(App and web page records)
=== Section Start ===

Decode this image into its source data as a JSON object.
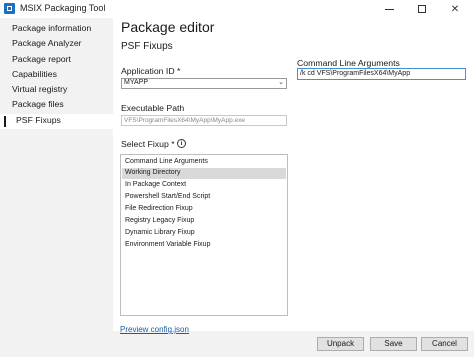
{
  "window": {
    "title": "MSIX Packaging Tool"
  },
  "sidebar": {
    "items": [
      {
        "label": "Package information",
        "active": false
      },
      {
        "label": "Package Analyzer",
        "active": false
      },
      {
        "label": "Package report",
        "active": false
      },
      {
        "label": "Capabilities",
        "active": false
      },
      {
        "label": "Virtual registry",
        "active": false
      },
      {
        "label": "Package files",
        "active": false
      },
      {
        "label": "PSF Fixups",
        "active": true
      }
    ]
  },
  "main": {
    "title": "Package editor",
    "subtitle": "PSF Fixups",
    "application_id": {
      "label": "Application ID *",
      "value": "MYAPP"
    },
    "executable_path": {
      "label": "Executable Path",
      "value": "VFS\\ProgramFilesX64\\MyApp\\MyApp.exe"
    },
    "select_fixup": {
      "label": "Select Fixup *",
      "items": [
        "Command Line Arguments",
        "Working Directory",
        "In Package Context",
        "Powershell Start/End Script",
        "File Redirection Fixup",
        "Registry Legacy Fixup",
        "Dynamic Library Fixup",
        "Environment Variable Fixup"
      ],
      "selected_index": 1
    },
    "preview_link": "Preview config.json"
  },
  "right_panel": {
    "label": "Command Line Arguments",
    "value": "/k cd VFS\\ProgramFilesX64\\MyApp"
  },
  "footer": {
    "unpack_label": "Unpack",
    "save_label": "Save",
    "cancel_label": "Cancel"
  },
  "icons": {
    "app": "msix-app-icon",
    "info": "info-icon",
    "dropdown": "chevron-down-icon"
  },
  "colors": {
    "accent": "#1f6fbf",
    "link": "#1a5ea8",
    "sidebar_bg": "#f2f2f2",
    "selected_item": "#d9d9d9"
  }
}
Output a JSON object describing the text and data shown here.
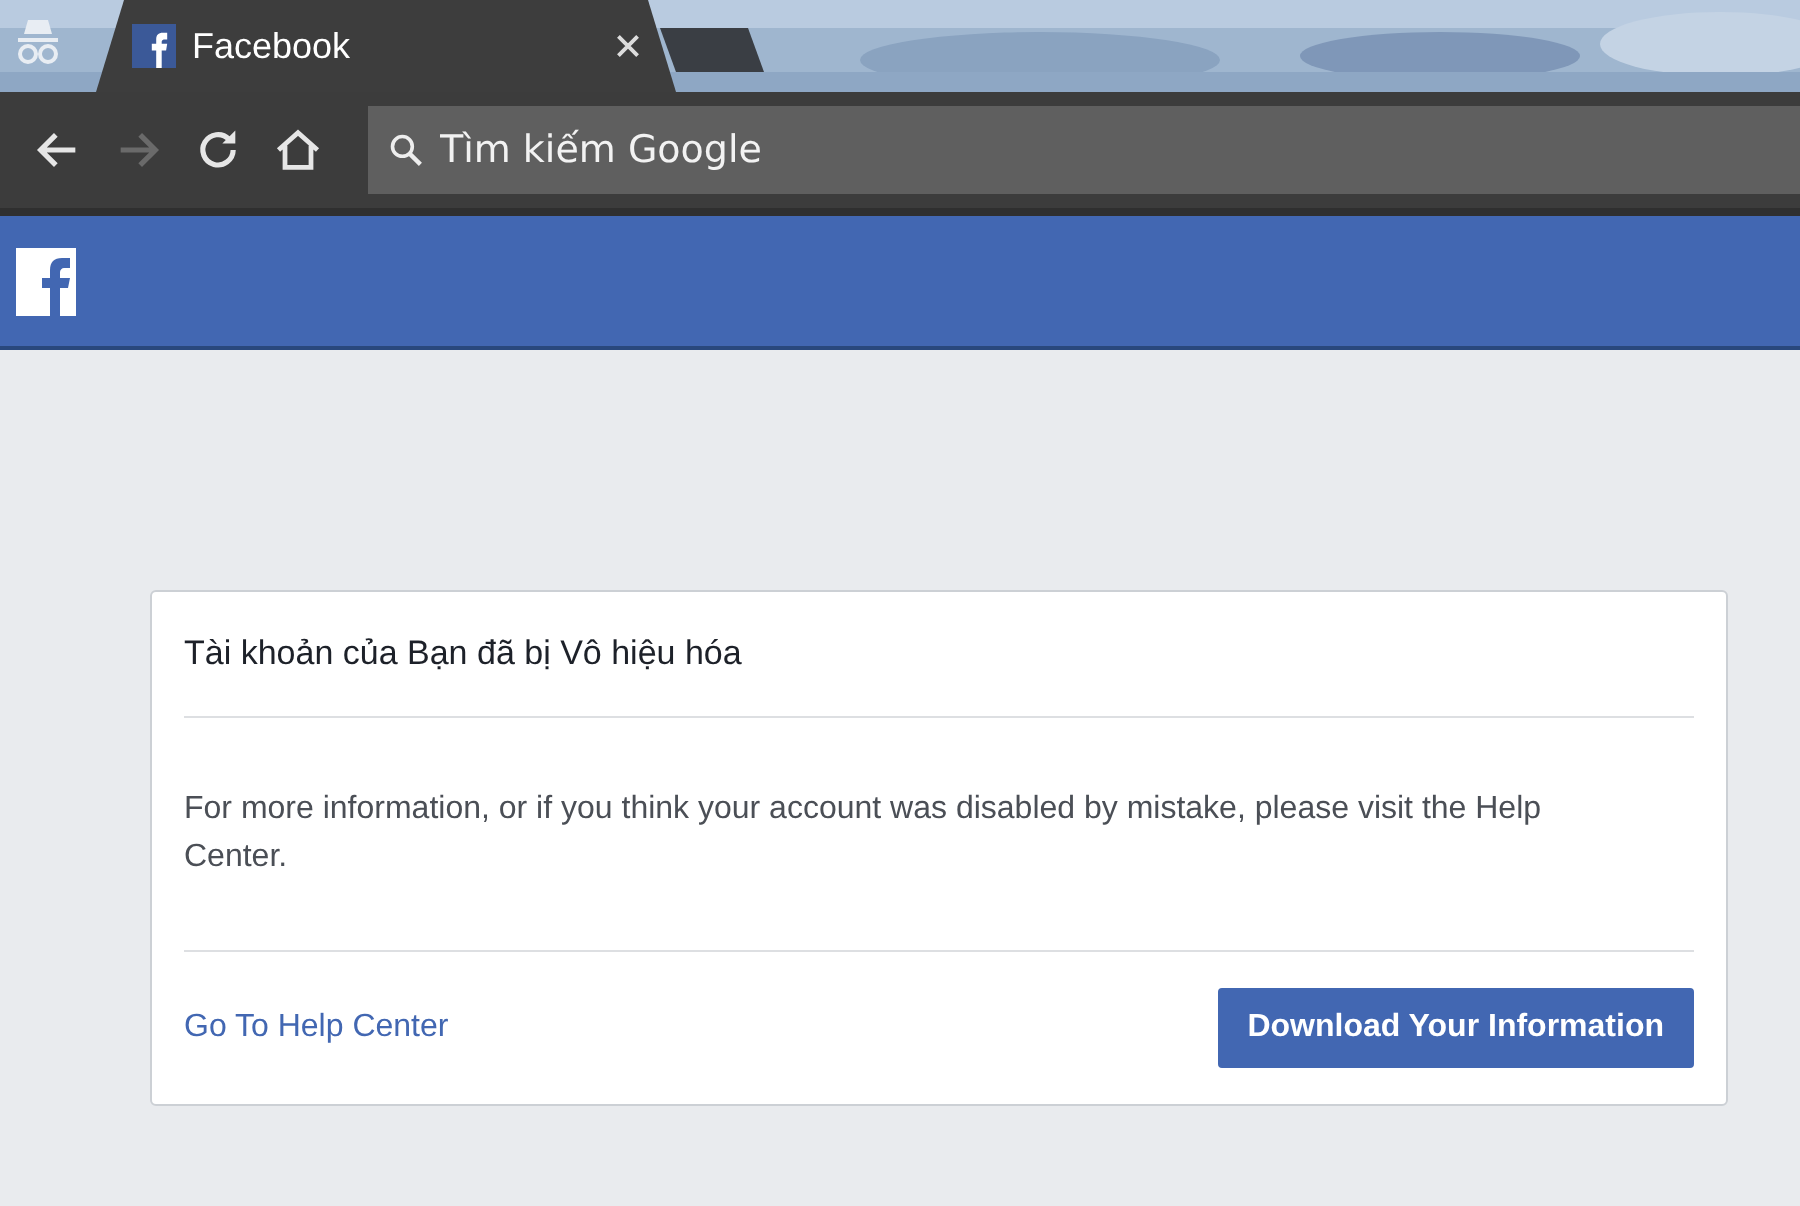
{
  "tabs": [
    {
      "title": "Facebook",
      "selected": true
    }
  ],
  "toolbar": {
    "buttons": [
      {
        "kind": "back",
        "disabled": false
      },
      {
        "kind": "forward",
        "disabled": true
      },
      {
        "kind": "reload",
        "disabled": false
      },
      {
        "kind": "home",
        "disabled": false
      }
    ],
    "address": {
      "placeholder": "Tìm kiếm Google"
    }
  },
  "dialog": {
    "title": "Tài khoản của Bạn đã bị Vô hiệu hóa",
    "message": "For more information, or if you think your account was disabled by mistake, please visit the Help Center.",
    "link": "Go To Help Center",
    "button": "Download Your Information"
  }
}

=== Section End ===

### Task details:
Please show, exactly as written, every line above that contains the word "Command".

### Exercise solution:
        "Command Line Arguments",
    "label": "Command Line Arguments",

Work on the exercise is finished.